The return of risky PFI projects
After Brexit, the private finance initiative (PFI) could re-emerge as a viable alternative to fund public infrastructure. In 2018, the former British Chancellor of the Exchequer Philip Hammond announced the abolishment of the PFI model. Many PFI projects in the UK, especially when it comes to hospitals and roads, have been costlier than anticipated, and some have had to be bailed out or even scrapped entirely. Furthermore, the 2018 collapse of one of the UK’s key PFI players, Carillion, and the subsequent need for the UK government to renegotiate multiple PFI contracts highlights the perils of shifting financial risks to a few private sector companies.
In the past, large infrastructure projects have been financed through long-term loans by the EIB. After Brexit, PFI will be a credible alternative, since without EIB funding, the appetite of the UK government to finance large-scale infrastructure projects with public funds is expected to fall. This means that the private sector would have to step in through new risky PFI contracts. Ultimately, the UK government would have to pay high risk premiums to private investors, which would potentially cost British taxpayers billions.
Threats to the British construction industry
The British construction industry is an important contributor to the UK economy. Construction represents 6.7 per cent of the total UK economy and employs 2.9 million people. The construction industry is a labour-intensive industry, relying heavily on skilled workers from the EU. Between 1998 and 2016 the percentage of foreign-born workers has increased from 4.1 per cent to 12 per cent. The construction industry is currently suffering as a result of insufficient demand in the pre-Brexit environment of political uncertainty and market volatility. After a Brexit that limits the free movement of EU citizens, the tables might turn: demand could pick up, but supply would fall due to a shortage of skilled workers.
Brexit could create a significant shortfall of workers, which means that there will be insufficient construction supply for the demand of public and private sector construction services. This mismatch between supply and demand complemented by costlier EU-imported materials would result in rising construction prices that would make affording public infrastructure more expensive for the British public sector.
The establishment of a British infrastructure bank
To meet high infrastructure investment demands without the existing EIB funding, the UK government has started to discuss some options. One of the long-term options is the establishment of a UK infrastructure bank. In a report published in January 2019, the House of Lords urges the government to consider a UK infrastructure bank to replace the lost EIB funding. The role of such a bank would be to act as a cornerstone investor, promote confidence for private investors and enable projects of public significance that would otherwise not take off. Hence, this new public investment bank would substitute the role of the EIB in the UK.

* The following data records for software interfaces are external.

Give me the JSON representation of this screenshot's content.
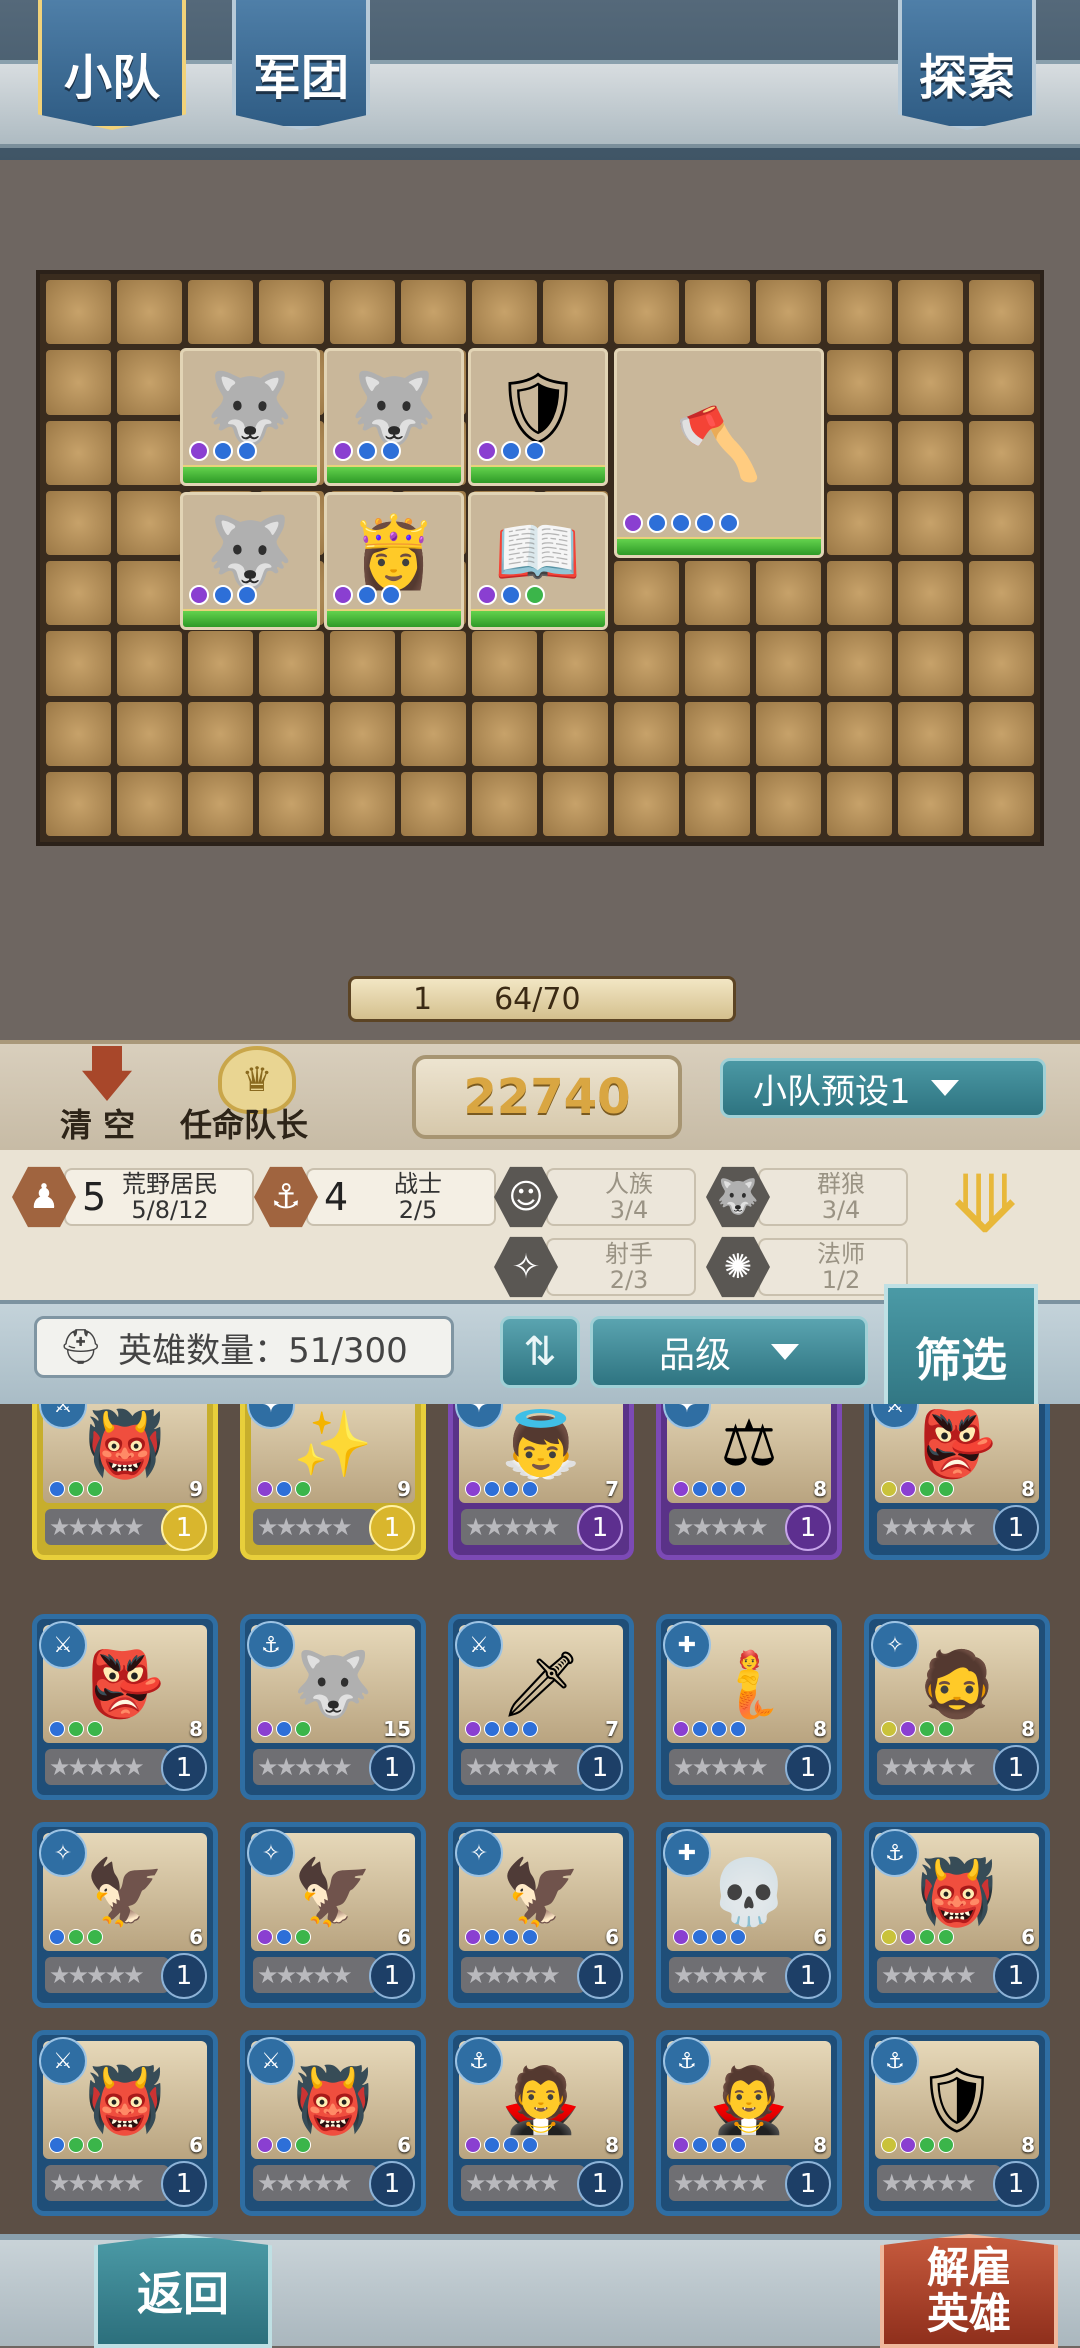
{
  "tabs": {
    "squad": "小队",
    "legion": "军团",
    "explore": "探索"
  },
  "capacity": {
    "level": "1",
    "value": "64/70"
  },
  "actions": {
    "clear": "清 空",
    "appoint_captain": "任命队长"
  },
  "power": "22740",
  "preset": {
    "label": "小队预设1"
  },
  "synergies": [
    {
      "icon": "wildlander-icon",
      "count": "5",
      "name": "荒野居民",
      "progress": "5/8/12",
      "active": true
    },
    {
      "icon": "warrior-icon",
      "count": "4",
      "name": "战士",
      "progress": "2/5",
      "active": true
    },
    {
      "icon": "human-icon",
      "count": "",
      "name": "人族",
      "progress": "3/4",
      "active": false
    },
    {
      "icon": "wolfpack-icon",
      "count": "",
      "name": "群狼",
      "progress": "3/4",
      "active": false
    },
    {
      "icon": "archer-icon",
      "count": "",
      "name": "射手",
      "progress": "2/3",
      "active": false
    },
    {
      "icon": "mage-icon",
      "count": "",
      "name": "法师",
      "progress": "1/2",
      "active": false
    }
  ],
  "hero_count": {
    "label": "英雄数量：",
    "value": "51/300"
  },
  "sort": {
    "grade_label": "品级"
  },
  "filter_label": "筛选",
  "bottom": {
    "back": "返回",
    "dismiss_line1": "解雇",
    "dismiss_line2": "英雄"
  },
  "board_units": [
    {
      "name": "wolf",
      "icon": "🐺"
    },
    {
      "name": "wolf",
      "icon": "🐺"
    },
    {
      "name": "knight",
      "icon": "🛡"
    },
    {
      "name": "dwarf-warrior",
      "icon": "🪓"
    },
    {
      "name": "wolf",
      "icon": "🐺"
    },
    {
      "name": "nun",
      "icon": "👸"
    },
    {
      "name": "monk",
      "icon": "📖"
    }
  ],
  "heroes": [
    {
      "rarity": "gold",
      "icon": "👹",
      "level": "9",
      "rank": "1",
      "class": "⚔"
    },
    {
      "rarity": "gold",
      "icon": "✨",
      "level": "9",
      "rank": "1",
      "class": "✦"
    },
    {
      "rarity": "purple",
      "icon": "👼",
      "level": "7",
      "rank": "1",
      "class": "✦"
    },
    {
      "rarity": "purple",
      "icon": "⚖",
      "level": "8",
      "rank": "1",
      "class": "✦"
    },
    {
      "rarity": "blue",
      "icon": "👺",
      "level": "8",
      "rank": "1",
      "class": "⚔"
    },
    {
      "rarity": "blue",
      "icon": "👺",
      "level": "8",
      "rank": "1",
      "class": "⚔"
    },
    {
      "rarity": "blue",
      "icon": "🐺",
      "level": "15",
      "rank": "1",
      "class": "⚓"
    },
    {
      "rarity": "blue",
      "icon": "🗡",
      "level": "7",
      "rank": "1",
      "class": "⚔"
    },
    {
      "rarity": "blue",
      "icon": "🧜",
      "level": "8",
      "rank": "1",
      "class": "✚"
    },
    {
      "rarity": "blue",
      "icon": "🧔",
      "level": "8",
      "rank": "1",
      "class": "✧"
    },
    {
      "rarity": "blue",
      "icon": "🦅",
      "level": "6",
      "rank": "1",
      "class": "✧"
    },
    {
      "rarity": "blue",
      "icon": "🦅",
      "level": "6",
      "rank": "1",
      "class": "✧"
    },
    {
      "rarity": "blue",
      "icon": "🦅",
      "level": "6",
      "rank": "1",
      "class": "✧"
    },
    {
      "rarity": "blue",
      "icon": "💀",
      "level": "6",
      "rank": "1",
      "class": "✚"
    },
    {
      "rarity": "blue",
      "icon": "👹",
      "level": "6",
      "rank": "1",
      "class": "⚓"
    },
    {
      "rarity": "blue",
      "icon": "👹",
      "level": "6",
      "rank": "1",
      "class": "⚔"
    },
    {
      "rarity": "blue",
      "icon": "👹",
      "level": "6",
      "rank": "1",
      "class": "⚔"
    },
    {
      "rarity": "blue",
      "icon": "🧛",
      "level": "8",
      "rank": "1",
      "class": "⚓"
    },
    {
      "rarity": "blue",
      "icon": "🧛",
      "level": "8",
      "rank": "1",
      "class": "⚓"
    },
    {
      "rarity": "blue",
      "icon": "🛡",
      "level": "8",
      "rank": "1",
      "class": "⚓"
    }
  ],
  "stars": "★★★★★",
  "colors": {
    "accent": "#2e7481",
    "power": "#d9a642",
    "blue_card": "#2f6ea3",
    "gold_card": "#e8cf3b",
    "purple_card": "#7c4ab5"
  }
}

In theory, this idea presents itself as a worthwhile undertaking to fill the conceivable EIB investment vacuum in the UK after Brexit. Many EU countries including Germany (KfW) or Italy (Cassa Depositi e Prestiti) have a long tradition of using national promotional banks to support their economic development, including investments in infrastructure projects, SMEs or environmental sustainability. However, setting up an operational investment bank takes between 5 to 10 years. Gaining a track record and establishing a good reputation takes even longer. Another difficult question for the UK government will be how to finance this new institution with an estimated setup cost of £15 to £20 billion.
Source: ISE Blogs